By Jochebed Fekadu | DE&I Project Manager
By Jochebed Fekadu | DE&I Project Manager
This past summer marked the second anniversary of the United States’ most recent racial reckoning. Following the senseless murders of George Floyd, Ahmaud Arbery and Breonna Taylor (among dozens of others), everyday Americans took to the streets to voice their opposition to police brutality and racial violence — and, more importantly, demand real, material change. And for a minute, it seemed like our country was finally prepared to answer this call.
People began candidly discussing once-taboo topics like white privilege, anti-Black racism and police violence. Support for the Black Lives Matter movement soared (albeit temporarily), and elected officials campaigned for sweeping police reforms. Where the public goes, corporations follow, and leaders across segments quickly pledged large sums of money to tackle societal disparities and racial injustice.
Yet two years later, precious few have ponied up. By the beginning of 2022, only about $652 million of the $67 billion promised to racial equity efforts had been disbursed. Why have companies largely failed to deliver on their bold DEI promises?
For one thing, fostering a diverse, inclusive culture often gets “stuck in the middle.” C-level executives leave this critical work to newly hired DEI chief officers and middle managers — who are tasked with leading the DEI charge, often with insufficient knowledge, team support and resources. Indeed, a McLean & Co. report found that only 42% of organizations have leaders devoted to modeling inclusive behavior and advancing DEI in 2022. For DEI efforts to be generative, organizations have to back up their good intentions with time, energy and money.
Moreover, there’s still immense fear around DEI — mostly, fear of saying or doing the wrong thing. When fear takes hold, there’s real potential for DEI regression after a few weeks or months of “work.” One Deloitte survey uncovered that over 40% of upper management leaders believe their organizations are too concentrated on DEI, while another 60% admit their DEI commitments will likely fall by the wayside as different competitive threats emerge.
The underlying thread here is that organizations aren’t executing on their DEI strategies because a majority of C-suite executives aren’t actively engaged in the work through their day-to-day actions, strategic priorities and employee interactions. And therein lies the solution.
We need our executives to dive into DEI alongside their CDEIOs and middle managers to demonstrate that it isn’t just a passing management trend — but rather, a business and moral imperative. We need them to see the inherent value in DEI in order to properly resource and demonstrate efforts. And we need them to engage in good-faith DEI discussions to show their employees that even leaders at the highest levels can ask questions, shift systems and grow as human beings. Simply put, we need genuine executive buy-in.
One of the best ways to gain buy-in on any company initiative, not just DEI, is to show the C-suite compelling data. To that end, start by examining your Equal Employment Opportunity Commission data. All employers with 100-plus employees are required to report to the EEOC on gender, race and ethnicity by job type. As of 2019, a large majority of these companies (61%) did not disclose these numbers publicly.

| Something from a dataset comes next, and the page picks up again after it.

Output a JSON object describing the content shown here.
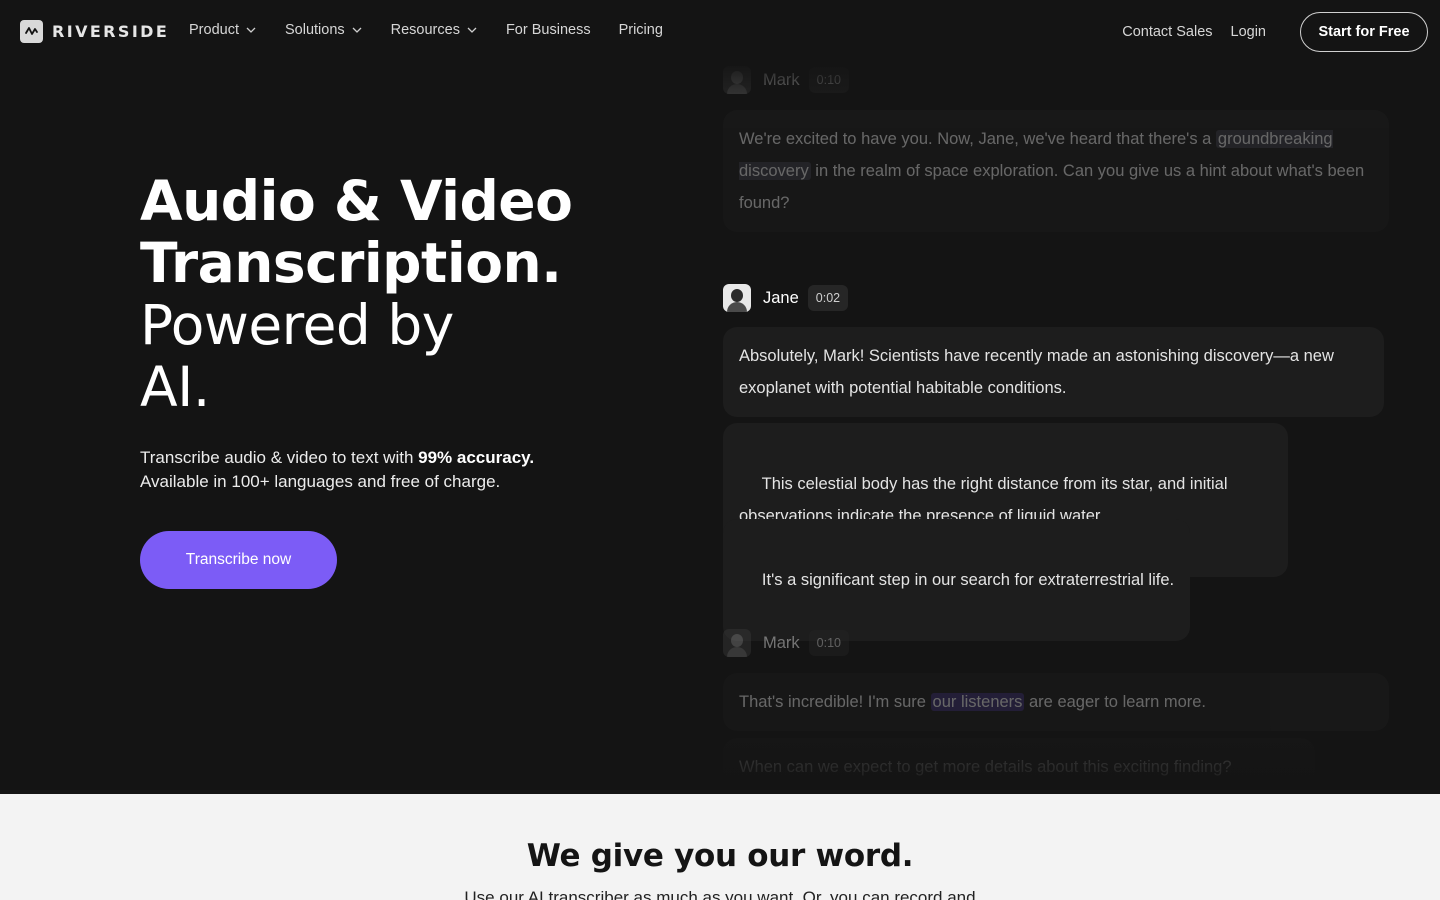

Do you see gaps in your workforce? It’s wise to address them. A field experiment by an assistant professor of accounting at Stanford Graduate School of Business found that a majority of job seekers would sacrifice a higher salary to work for a more inclusive company.
There are companies out there that can help in this regard. The Center for WorkLife Law, for example, audits how biases pop up in performance evaluations. The findings can be sobering, to say the least. Getting along with others and having a positive attitude are seemingly optional for white men but necessary characteristics for women and people of color — in one audit, 83% of Black men were praised for having good attitudes versus 46% of white men. To combat those biases, two changes to performance evaluations were suggested. The results were substantially more constructive feedback for marginalized groups and more leadership mentions.
True change comes from disrupting current power structures and systems. To turn DEI pledges into DEI practices, we need executives to get on board in a big way. DEI is three separate words, and oftentimes we get caught up on the first. But “diversity” means nothing without creating a truly equitable workplace, and that means something different to each individual based on their past experiences. And inclusion is only impactful if the company has systems to support and sustain it.
That doesn’t mean sending out companywide emails or public promises. It means acknowledging that the systems they’re operating in don’t serve the DEI work employees are demanding — and prioritizing actions that build more just workplaces.